“We’ve been dealing with this for years and we have a few months until an election that could be a game changer as far as the code being enforced,” White said. “[Yet] you’re going to legalize these things forever.”

Beane maintained that Campbell was not turning her back on constituents’ interests but rather reacting to their concerns and taking action.

“I guess that at the end of the day, there was an opportunity to do all the things that folks have been asking for — create enforcement, add housing stock and finally move forward on this issue that to this point, there’s been no movement on,” he said.

Homelessness discussion

Meanwhile, recent assaults involving homeless people in Pacific Beach brought the issue of homelessness and mental health to the forefront during the Town Council meeting as police and a local advocate took turns dissecting the pros and cons of using law enforcement to urge the homeless to seek shelter and assistance.

Using the flexibility provided by videoconferencing, the Town Council divided its monthly meeting into two segments, with Caryn Blanton of Shoreline Community Services, a local nonprofit group that assists vulnerable populations, speaking at the regular 6:30 p.m. meeting, while a 3:30 p.m. session was held to accommodate police schedules so they could address the subject.

San Diego police Capt. Scott Wahl of the Neighborhood Policing Division tasked with the homeless issue spoke of the disruptions to his unit’s work caused by the coronavirus pandemic, which eliminated shelter beds until the Convention Center was brought online, as well as recent demonstrations against racism that he said had most of his 85-member team transferred to the riot squad.

“[During] March, April, May, we had very limited ability to respond effectively,” Wahl said. “But in June, we had the demonstrations, so we had almost no response at all. It really has created an imbalance on our streets that we haven’t seen since this division started 2½ years ago.”

Nonetheless, Wahl touted the pre-pandemic success of his unit’s diversionary program launched in December, in which police outreach teams partnering with service providers and clinicians approach homeless people to offer shelter and services, with no legal consequences if they decline on the first encounter.

Subsequent interactions may progress to a citation, a misdemeanor charge and an arrest by the fourth encounter, but all charges are dropped and no record is created if they accept the shelter and services for 30 days.

Only one in 10 homeless people accepted shelter and services before the program, but the number increased to three in 10 since its inception, according to Wahl.

“It’s important to keep [that] in mind when you’re hearing a lot of the rhetoric that’s out there from advocates and other elected officials that are talking about either defunding neighborhood policing or taking away what we have before they build a better system,” Wahl said. “Why would we take apart the one thing we have that’s working well before we build something else that maybe could be better?”

Eschewing the law enforcement approach, Blanton asked members of the audience to imagine how they would react if they were homeless and a police officer approached with a gun offering a ride to a bed.

“There’s no trust,” she said. “It’s fear.

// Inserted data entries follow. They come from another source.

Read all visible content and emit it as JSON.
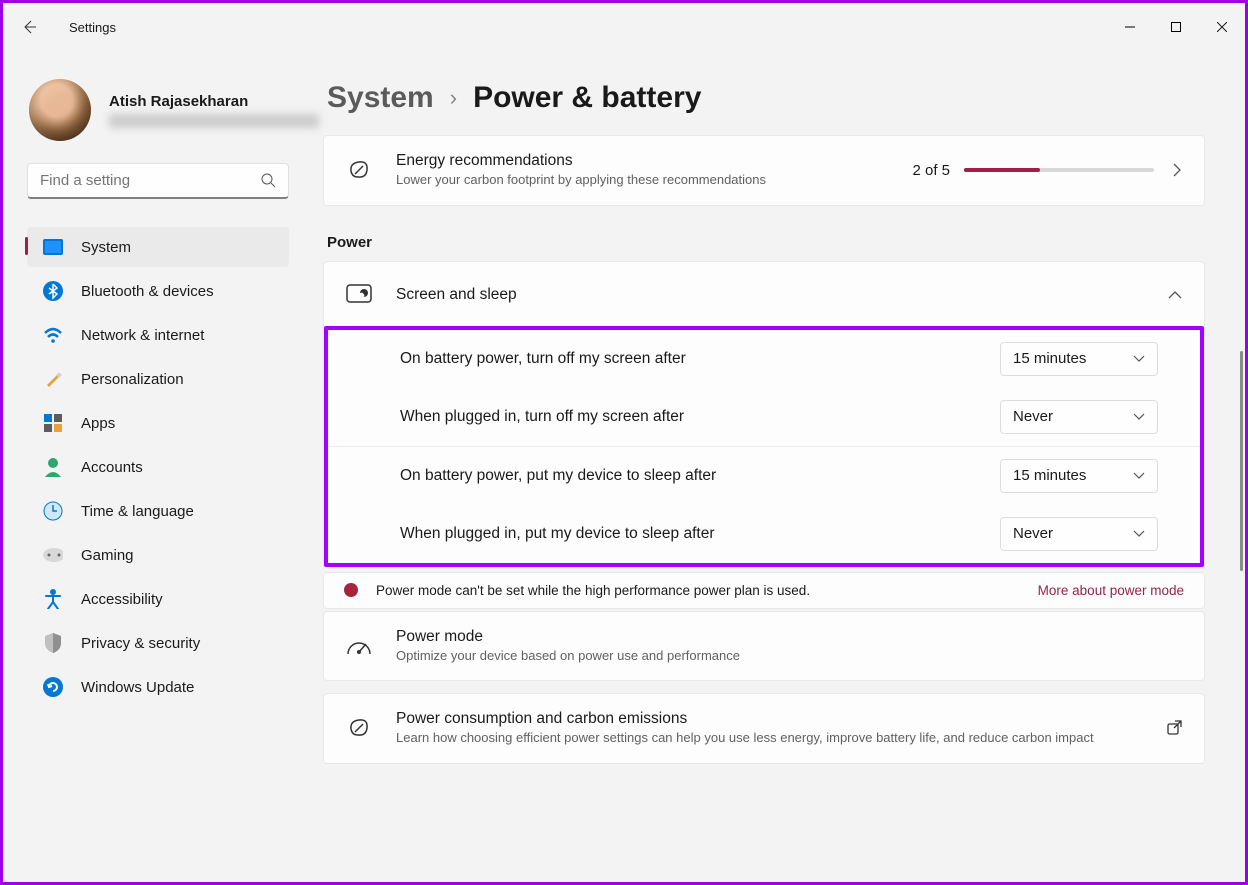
{
  "window": {
    "title": "Settings"
  },
  "profile": {
    "name": "Atish Rajasekharan"
  },
  "search": {
    "placeholder": "Find a setting"
  },
  "nav": {
    "items": [
      {
        "label": "System"
      },
      {
        "label": "Bluetooth & devices"
      },
      {
        "label": "Network & internet"
      },
      {
        "label": "Personalization"
      },
      {
        "label": "Apps"
      },
      {
        "label": "Accounts"
      },
      {
        "label": "Time & language"
      },
      {
        "label": "Gaming"
      },
      {
        "label": "Accessibility"
      },
      {
        "label": "Privacy & security"
      },
      {
        "label": "Windows Update"
      }
    ]
  },
  "breadcrumb": {
    "parent": "System",
    "current": "Power & battery"
  },
  "energy": {
    "title": "Energy recommendations",
    "sub": "Lower your carbon footprint by applying these recommendations",
    "count": "2 of 5",
    "progress_pct": 40
  },
  "section_power": "Power",
  "screen_sleep": {
    "title": "Screen and sleep",
    "rows": [
      {
        "label": "On battery power, turn off my screen after",
        "value": "15 minutes"
      },
      {
        "label": "When plugged in, turn off my screen after",
        "value": "Never"
      },
      {
        "label": "On battery power, put my device to sleep after",
        "value": "15 minutes"
      },
      {
        "label": "When plugged in, put my device to sleep after",
        "value": "Never"
      }
    ]
  },
  "info": {
    "text": "Power mode can't be set while the high performance power plan is used.",
    "link": "More about power mode"
  },
  "power_mode": {
    "title": "Power mode",
    "sub": "Optimize your device based on power use and performance"
  },
  "carbon": {
    "title": "Power consumption and carbon emissions",
    "sub": "Learn how choosing efficient power settings can help you use less energy, improve battery life, and reduce carbon impact"
  }
}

The thing they want to do most is get away from that situation. ... You don’t necessarily always need to be calling in the city or the county. We already have the resources here among us. If we can get organized, we can handle this among ourselves. We don’t always need to be calling the police.”

Working with a network of local churches and other organizations, Shoreline Community Services offers meals and connects homeless people to services by fostering relationships with them, Blanton said. That approach, launched in March, helped her group get each of 10 homeless people permanently off the street once they were ready for it, she said.

“We knew where to find those people quickly, and that’s why it worked so well,” she said. “Police officers don’t have people’s phone numbers. They don’t know where people are staying, because there’s no trust factor there. That’s the gap that we’re filling right now.”

The Town Council’s next online meeting is scheduled for 6:30 p.m. Wednesday, Aug. 19. For more information, visit

The San Diego Union-Tribune contributed to this report.